    Changing and improving healthcare is challenging for all countries. There are always many dimensions to their initiatives that need integrating and coaxing. On 23 April 2013, the South African Department of Science and Technology (DST) launched its Strategic Health Innovation Partnerships (SHIP) as a joint partnership with the Medical Research Council (MRC) as a follow on to the MRC Innovation Centre which was established in 2004. Richard Gordon is SHIP’s director. As SHIP’s first birthday approaches, it seems like a good time to review its progress

    SHIP’s mission is to be a catalyst that develops innovative interventions and brings life-saving drugs, vaccines and medical devices to markets. Part of this is being a funding agency for leading multidisciplinary projects, and managing and coordinating health innovation for South Africa’s strategic disease and technology focus areas. Achieving these goals needs SHIP to:

    Provide strategic and scientific leadership Augment gaps in the innovation pipeline by leveraging non-financial resources Use funds flexibility between disease focus areas based on project needs Ensure that SHIP research is globally aligned and competitive through collaboration with other Product Development Partnership (PDP), Medicines for Malaria Venture and AERAS with its TB vaccine initiatives.

    The MRC pays for SHIP’s infrastructure and salaries. It includes the Technology Transfer unit that implements the MRC’s intellectual property policy and develops pathways to facilitate the seamless movement of new products and services from the laboratory to the market. It also has financial support from the Gates Foundation.

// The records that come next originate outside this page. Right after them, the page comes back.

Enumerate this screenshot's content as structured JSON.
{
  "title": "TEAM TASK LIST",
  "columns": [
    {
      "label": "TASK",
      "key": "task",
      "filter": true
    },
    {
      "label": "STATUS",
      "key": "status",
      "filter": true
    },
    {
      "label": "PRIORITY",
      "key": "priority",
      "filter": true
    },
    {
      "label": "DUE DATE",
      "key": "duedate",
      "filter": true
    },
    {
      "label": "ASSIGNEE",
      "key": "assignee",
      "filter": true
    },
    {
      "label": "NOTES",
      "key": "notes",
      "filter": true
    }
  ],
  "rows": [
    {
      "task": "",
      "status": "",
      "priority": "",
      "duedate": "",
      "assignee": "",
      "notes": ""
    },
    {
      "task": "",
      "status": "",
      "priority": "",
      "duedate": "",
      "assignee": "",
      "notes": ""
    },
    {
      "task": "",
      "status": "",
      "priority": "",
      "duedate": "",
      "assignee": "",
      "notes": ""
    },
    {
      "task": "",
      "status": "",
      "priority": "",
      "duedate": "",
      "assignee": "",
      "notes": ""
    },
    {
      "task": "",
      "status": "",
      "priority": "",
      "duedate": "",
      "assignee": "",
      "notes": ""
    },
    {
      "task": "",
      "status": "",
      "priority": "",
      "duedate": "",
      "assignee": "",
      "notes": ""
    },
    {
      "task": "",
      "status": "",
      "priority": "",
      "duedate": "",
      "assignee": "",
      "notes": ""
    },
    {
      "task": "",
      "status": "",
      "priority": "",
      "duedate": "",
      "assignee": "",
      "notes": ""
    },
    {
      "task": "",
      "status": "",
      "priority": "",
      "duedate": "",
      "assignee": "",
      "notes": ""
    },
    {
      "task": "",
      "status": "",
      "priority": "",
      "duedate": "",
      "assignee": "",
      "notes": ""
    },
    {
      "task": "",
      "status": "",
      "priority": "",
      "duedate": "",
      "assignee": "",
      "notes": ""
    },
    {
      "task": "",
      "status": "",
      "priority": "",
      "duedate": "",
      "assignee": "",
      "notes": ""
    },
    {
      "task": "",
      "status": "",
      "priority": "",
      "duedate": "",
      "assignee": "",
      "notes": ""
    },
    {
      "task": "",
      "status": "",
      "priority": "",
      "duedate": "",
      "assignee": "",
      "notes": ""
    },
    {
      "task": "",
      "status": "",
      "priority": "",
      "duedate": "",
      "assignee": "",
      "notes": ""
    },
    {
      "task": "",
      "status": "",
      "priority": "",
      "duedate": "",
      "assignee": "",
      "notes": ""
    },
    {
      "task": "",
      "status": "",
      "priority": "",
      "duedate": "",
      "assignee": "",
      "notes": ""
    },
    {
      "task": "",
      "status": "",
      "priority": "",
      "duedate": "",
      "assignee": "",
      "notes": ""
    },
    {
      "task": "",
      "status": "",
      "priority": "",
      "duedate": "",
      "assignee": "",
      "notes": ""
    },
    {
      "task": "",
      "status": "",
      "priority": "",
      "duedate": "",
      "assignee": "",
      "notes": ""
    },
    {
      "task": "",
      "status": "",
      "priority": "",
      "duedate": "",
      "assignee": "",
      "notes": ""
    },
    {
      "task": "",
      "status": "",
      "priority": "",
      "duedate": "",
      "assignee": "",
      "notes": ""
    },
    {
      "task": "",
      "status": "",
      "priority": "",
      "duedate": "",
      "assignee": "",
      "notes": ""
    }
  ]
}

This is consistent with the Foundations goal of Africa leading innovation.

    Some of SHIP’s initiatives are to:

    Manage and fund multi-disciplinary, multi-institutional product research, development and innovation from discovery to proof-of-concept Enhance South Africa’s science in the research and development capacity for novel or improved drugs, vaccines and other biologicals, diagnostics and medical devices for high priority diseases Use partnerships with local universities, science councils and the private sector to facilitate the transfer of research outputs into improved health outcomes and social benefit.

    The result of these is a clutch of health technology PDPs, supported by the DST that will:

    Improve the management and financing of health research, development and innovation Leverage local and international funding by acting as a central conduit for foreign institutions seeking partnerships with South African research agencies Manage the DST’s strategic health innovation initiatives.

    These initiatives are South Africa’s:

    HIV/AIDS Research and Innovation Platform (SHARP) Tuberculosis Research and Innovation Initiative (SATRII) Malaria Initiative (SAMI) Non-communicable Diseases Initiative (NCDI) Medical Device Innovation Platform (MDIP) AIDS Vaccine Initiative (SAAVI) including-maternal and child health.

    A Request for Applications (RFA) document describes these. On 22 November 2013, SHIP opened a RFA for Tuberculosis Vaccine Development, HIV Vaccines and Preventions. It closed on 14 February 2014. Another recent initiative is the joint SHIP and the Helmholtz Institute TB Bilateral drug discovery summit in Braunschweig, Germany in October 2013.

    The additional momentum that SHIP brings to these health initiatives shows the added priority needed for eHealth projects. This helps them to go further and help secure the benefits for individuals, communities and the health and social care agencies.

    For more information contact Richard Gordon at Richard.Gordon@mrc.ac.za